===== INPUT RECORDS

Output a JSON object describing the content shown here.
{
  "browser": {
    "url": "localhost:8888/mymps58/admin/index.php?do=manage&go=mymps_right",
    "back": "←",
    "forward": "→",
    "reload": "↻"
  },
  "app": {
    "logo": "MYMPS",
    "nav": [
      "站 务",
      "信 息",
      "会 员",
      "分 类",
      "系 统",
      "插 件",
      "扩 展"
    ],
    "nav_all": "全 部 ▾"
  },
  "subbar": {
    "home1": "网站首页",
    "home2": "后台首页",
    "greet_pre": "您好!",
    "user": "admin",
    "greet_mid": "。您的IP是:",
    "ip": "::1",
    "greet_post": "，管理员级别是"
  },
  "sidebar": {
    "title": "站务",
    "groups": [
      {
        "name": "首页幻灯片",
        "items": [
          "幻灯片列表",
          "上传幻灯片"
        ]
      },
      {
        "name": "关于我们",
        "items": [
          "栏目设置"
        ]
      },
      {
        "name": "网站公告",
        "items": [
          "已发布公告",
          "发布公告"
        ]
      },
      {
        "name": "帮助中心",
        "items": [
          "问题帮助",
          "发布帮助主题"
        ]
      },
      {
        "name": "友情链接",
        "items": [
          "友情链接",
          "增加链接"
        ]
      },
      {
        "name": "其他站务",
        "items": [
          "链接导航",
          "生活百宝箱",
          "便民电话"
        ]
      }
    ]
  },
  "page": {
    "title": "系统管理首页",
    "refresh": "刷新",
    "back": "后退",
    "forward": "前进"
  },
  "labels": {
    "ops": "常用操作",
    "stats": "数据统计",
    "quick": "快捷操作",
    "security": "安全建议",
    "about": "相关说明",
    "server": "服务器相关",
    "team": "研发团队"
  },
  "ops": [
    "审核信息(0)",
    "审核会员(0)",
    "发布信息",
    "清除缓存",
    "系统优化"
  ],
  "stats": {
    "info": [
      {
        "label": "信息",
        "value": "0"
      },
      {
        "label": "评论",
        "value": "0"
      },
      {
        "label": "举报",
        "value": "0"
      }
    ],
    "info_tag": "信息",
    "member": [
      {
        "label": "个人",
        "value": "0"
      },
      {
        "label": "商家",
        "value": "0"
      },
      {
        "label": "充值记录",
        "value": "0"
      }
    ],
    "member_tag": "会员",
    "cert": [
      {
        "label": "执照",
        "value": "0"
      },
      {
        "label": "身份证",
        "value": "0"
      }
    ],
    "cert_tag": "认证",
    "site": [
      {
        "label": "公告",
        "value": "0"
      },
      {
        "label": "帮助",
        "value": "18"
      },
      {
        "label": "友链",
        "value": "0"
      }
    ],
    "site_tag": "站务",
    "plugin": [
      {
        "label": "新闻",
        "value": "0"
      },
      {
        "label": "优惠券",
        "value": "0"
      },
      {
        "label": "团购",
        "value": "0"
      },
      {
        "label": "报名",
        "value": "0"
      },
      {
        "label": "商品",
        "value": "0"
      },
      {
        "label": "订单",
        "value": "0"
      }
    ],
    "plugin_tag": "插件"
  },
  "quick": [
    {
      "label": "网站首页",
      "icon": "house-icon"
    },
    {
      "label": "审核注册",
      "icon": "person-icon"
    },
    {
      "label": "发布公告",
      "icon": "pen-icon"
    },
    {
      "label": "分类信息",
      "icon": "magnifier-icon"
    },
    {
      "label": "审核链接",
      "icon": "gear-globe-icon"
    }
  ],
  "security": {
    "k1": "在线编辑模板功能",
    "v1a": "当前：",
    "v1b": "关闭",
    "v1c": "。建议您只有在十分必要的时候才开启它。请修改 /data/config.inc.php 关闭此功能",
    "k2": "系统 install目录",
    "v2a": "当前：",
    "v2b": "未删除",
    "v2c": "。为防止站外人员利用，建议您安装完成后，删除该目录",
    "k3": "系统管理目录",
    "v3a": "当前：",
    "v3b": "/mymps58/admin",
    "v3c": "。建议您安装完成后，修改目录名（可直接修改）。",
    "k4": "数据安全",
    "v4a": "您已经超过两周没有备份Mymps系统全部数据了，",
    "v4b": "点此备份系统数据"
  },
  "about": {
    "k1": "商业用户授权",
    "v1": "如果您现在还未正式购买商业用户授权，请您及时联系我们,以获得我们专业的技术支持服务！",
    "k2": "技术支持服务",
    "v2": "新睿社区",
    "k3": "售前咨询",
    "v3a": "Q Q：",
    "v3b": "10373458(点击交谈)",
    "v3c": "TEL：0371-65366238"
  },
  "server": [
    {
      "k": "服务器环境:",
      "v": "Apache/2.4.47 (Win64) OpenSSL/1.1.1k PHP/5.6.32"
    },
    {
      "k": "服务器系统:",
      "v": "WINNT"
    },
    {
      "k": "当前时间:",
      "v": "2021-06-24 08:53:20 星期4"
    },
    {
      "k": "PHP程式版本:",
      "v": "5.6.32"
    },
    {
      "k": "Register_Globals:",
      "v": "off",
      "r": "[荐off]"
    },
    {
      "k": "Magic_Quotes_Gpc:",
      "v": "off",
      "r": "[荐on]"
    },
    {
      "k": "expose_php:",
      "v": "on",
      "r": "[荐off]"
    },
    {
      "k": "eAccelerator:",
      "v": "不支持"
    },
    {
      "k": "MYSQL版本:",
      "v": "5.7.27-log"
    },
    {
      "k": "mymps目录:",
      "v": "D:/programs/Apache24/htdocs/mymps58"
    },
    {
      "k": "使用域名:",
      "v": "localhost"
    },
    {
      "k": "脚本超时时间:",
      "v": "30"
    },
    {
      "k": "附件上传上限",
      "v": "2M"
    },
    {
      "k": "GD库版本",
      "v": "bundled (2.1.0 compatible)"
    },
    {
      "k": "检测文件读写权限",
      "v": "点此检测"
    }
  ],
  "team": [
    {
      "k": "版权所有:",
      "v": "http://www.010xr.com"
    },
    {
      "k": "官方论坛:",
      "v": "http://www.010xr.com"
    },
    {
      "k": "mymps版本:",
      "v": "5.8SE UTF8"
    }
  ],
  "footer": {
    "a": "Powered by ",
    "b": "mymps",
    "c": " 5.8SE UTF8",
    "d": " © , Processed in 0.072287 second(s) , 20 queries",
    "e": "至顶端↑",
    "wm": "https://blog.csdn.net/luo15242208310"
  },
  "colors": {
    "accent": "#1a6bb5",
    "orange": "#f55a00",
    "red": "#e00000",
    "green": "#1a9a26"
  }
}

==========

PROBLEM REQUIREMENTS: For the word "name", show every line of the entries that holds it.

ANSWER SECTION:
        "name": "首页幻灯片",
        "name": "关于我们",
        "name": "网站公告",
        "name": "帮助中心",
        "name": "友情链接",
        "name": "其他站务",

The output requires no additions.